Material supplied -
------------------------------------------------------------
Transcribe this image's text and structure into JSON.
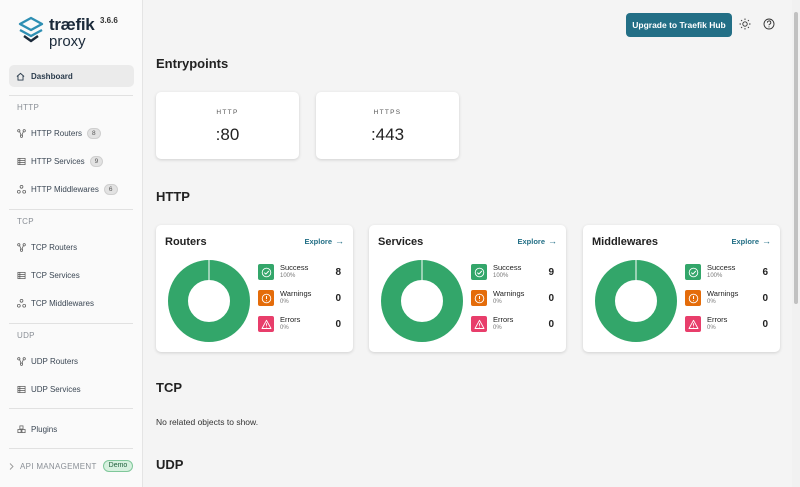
{
  "app": {
    "logo_word": "træfik",
    "logo_sub": "proxy",
    "version": "3.6.6"
  },
  "header": {
    "upgrade_label": "Upgrade to Traefik Hub",
    "theme_icon": "sun-icon",
    "help_icon": "help-circle-icon"
  },
  "sidebar": {
    "dashboard_label": "Dashboard",
    "sections": {
      "http": "HTTP",
      "tcp": "TCP",
      "udp": "UDP"
    },
    "http_items": [
      {
        "label": "HTTP Routers",
        "count": "8",
        "icon": "routers-icon"
      },
      {
        "label": "HTTP Services",
        "count": "9",
        "icon": "services-icon"
      },
      {
        "label": "HTTP Middlewares",
        "count": "6",
        "icon": "middlewares-icon"
      }
    ],
    "tcp_items": [
      {
        "label": "TCP Routers",
        "icon": "routers-icon"
      },
      {
        "label": "TCP Services",
        "icon": "services-icon"
      },
      {
        "label": "TCP Middlewares",
        "icon": "middlewares-icon"
      }
    ],
    "udp_items": [
      {
        "label": "UDP Routers",
        "icon": "routers-icon"
      },
      {
        "label": "UDP Services",
        "icon": "services-icon"
      }
    ],
    "plugins_label": "Plugins",
    "api_management_label": "API MANAGEMENT",
    "api_management_badge": "Demo"
  },
  "main": {
    "entrypoints_title": "Entrypoints",
    "entrypoints": [
      {
        "name": "HTTP",
        "port": ":80"
      },
      {
        "name": "HTTPS",
        "port": ":443"
      }
    ],
    "http_title": "HTTP",
    "explore_label": "Explore",
    "cards": [
      {
        "title": "Routers",
        "success": {
          "label": "Success",
          "pct": "100%",
          "value": "8"
        },
        "warnings": {
          "label": "Warnings",
          "pct": "0%",
          "value": "0"
        },
        "errors": {
          "label": "Errors",
          "pct": "0%",
          "value": "0"
        }
      },
      {
        "title": "Services",
        "success": {
          "label": "Success",
          "pct": "100%",
          "value": "9"
        },
        "warnings": {
          "label": "Warnings",
          "pct": "0%",
          "value": "0"
        },
        "errors": {
          "label": "Errors",
          "pct": "0%",
          "value": "0"
        }
      },
      {
        "title": "Middlewares",
        "success": {
          "label": "Success",
          "pct": "100%",
          "value": "6"
        },
        "warnings": {
          "label": "Warnings",
          "pct": "0%",
          "value": "0"
        },
        "errors": {
          "label": "Errors",
          "pct": "0%",
          "value": "0"
        }
      }
    ],
    "tcp_title": "TCP",
    "tcp_empty": "No related objects to show.",
    "udp_title": "UDP"
  },
  "colors": {
    "success": "#33a66a",
    "warning": "#e46c0a",
    "error": "#e83e6b",
    "accent": "#236f86"
  }
}
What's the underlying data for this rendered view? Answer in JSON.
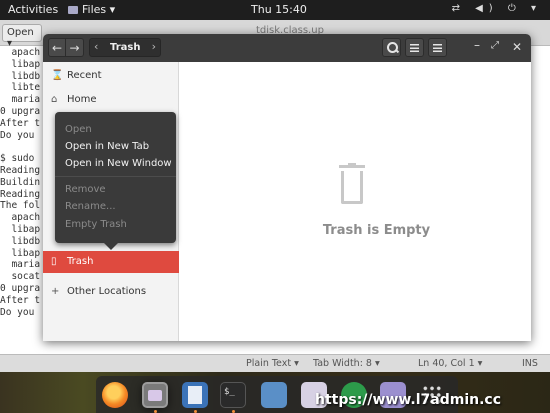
{
  "topbar": {
    "activities": "Activities",
    "app_menu": "Files ▾",
    "clock": "Thu 15:40",
    "tray": "⇄ ◀) ⏻ ▾"
  },
  "gedit": {
    "open_label": "Open ▾",
    "title": "tdisk.class.up",
    "terminal_lines": [
      "  apach",
      "  libap",
      "  libdb",
      "  libte",
      "  maria",
      "0 upgra",
      "After t",
      "Do you ",
      "",
      "$ sudo ",
      "Reading",
      "Buildin",
      "Reading",
      "The fol",
      "  apach",
      "  libap",
      "  libdb",
      "  libap",
      "  maria",
      "  socat",
      "0 upgra",
      "After t",
      "Do you "
    ],
    "status": {
      "language": "Plain Text ▾",
      "tab_width": "Tab Width: 8 ▾",
      "position": "Ln 40, Col 1 ▾",
      "mode": "INS"
    }
  },
  "files_window": {
    "path_crumb": "Trash",
    "sidebar": {
      "recent": "Recent",
      "home": "Home",
      "trash": "Trash",
      "other_locations": "Other Locations"
    },
    "empty_message": "Trash is Empty"
  },
  "context_menu": {
    "open": "Open",
    "open_new_tab": "Open in New Tab",
    "open_new_window": "Open in New Window",
    "remove": "Remove",
    "rename": "Rename...",
    "empty_trash": "Empty Trash"
  },
  "watermark": "https://www.l7admin.cc"
}
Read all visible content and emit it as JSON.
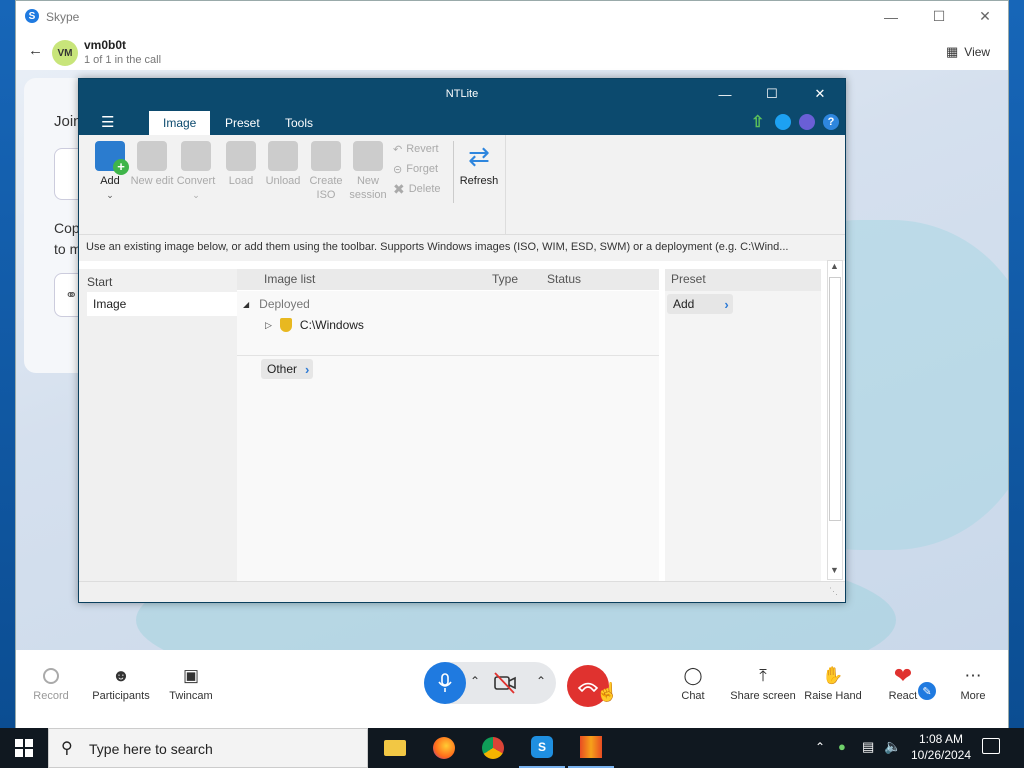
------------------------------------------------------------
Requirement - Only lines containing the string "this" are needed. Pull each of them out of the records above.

Solution below -
Transcribe this image's text and structure into JSON.
What's the underlying data for this rendered view? Answer in JSON.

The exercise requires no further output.